It’s rare to find an album that seamlessly and perfectly fuses two ordinarily opposing aesthetics together, but on his 2010 debut album Cerulean, Baths (the electronic project of Will Wiesenfeld), does exactly that. Cerulean somehow manages to make glitchy, stuttering beats as soothing as a Brian Eno drone album.
You could describe Baths’s sound as somewhere between chillwave and glitch-dance, with a dash of Passion Pit thrown in, specifically the sound of Wiesenfeld’s weedy falsetto. But where Passion Pit frontman Michael Angelakos brashly screams his lyrics, putting off listeners with a low tolerance for singers of the grating persuasion, Wiesenfeld alternately buries his voice in the mix (♥), harmonizes with himself over several layers (Apologetic Shoulder Blades), and gives his voice a sexy R&B edge (Lovely Bloodflow).
How exactly Baths manages to take such off-kilter beats and hyperactive samples and make them almost lullaby-like is bewildering, but he undeniably pulls it off with flying colors (or with a flying color, his choice being cerulean). The album art’s washed out and overexposed whites and blues match perfectly the over-saturated yet lush samples and synths used throughout.

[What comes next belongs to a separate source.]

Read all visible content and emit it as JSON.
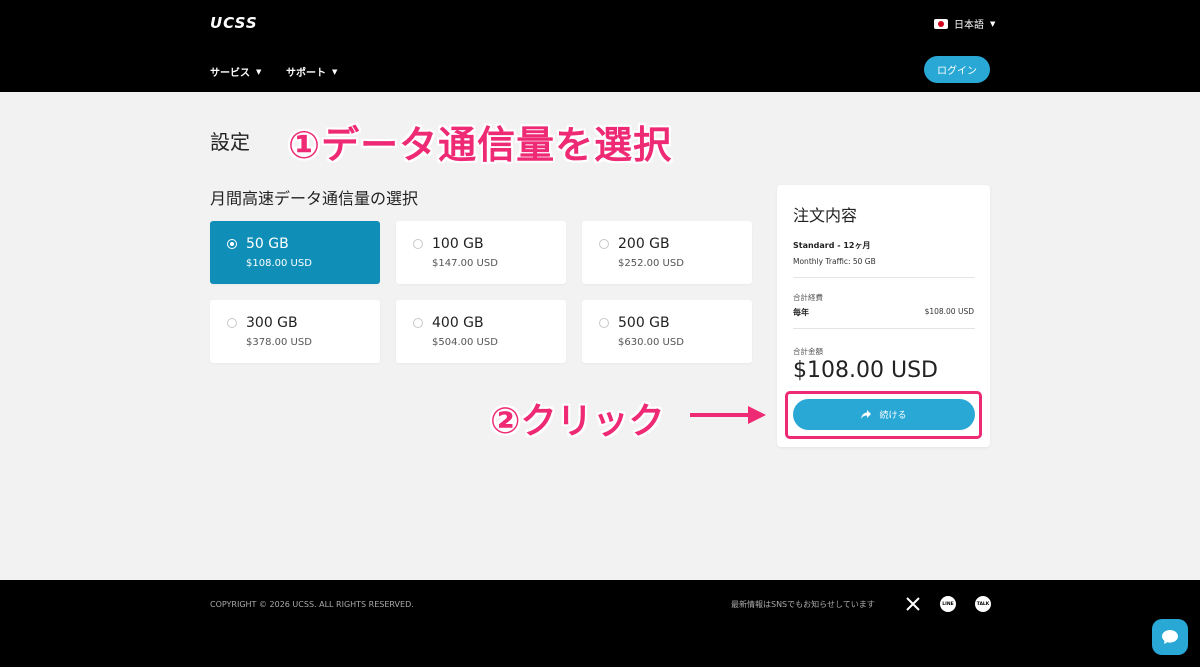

Only a few less-than-memorable tracks in the middle of the album prevent it from being a perfect listen (you won’t remember Rafting Starlit Everglades even after hearing it a dozen times, though neither will you feel compelled to skip it). At just over 43 minutes, Cerulean is the perfect length from Apologetic Shoulder Blade’s heavenly a capella intro to Plea’s climactic… pleas. Ultimately, the record is relaxing and smooth enough for background music but engaging and beautiful enough to focus your entire attention on without fear of boredom, and that achievement does not cease to impress.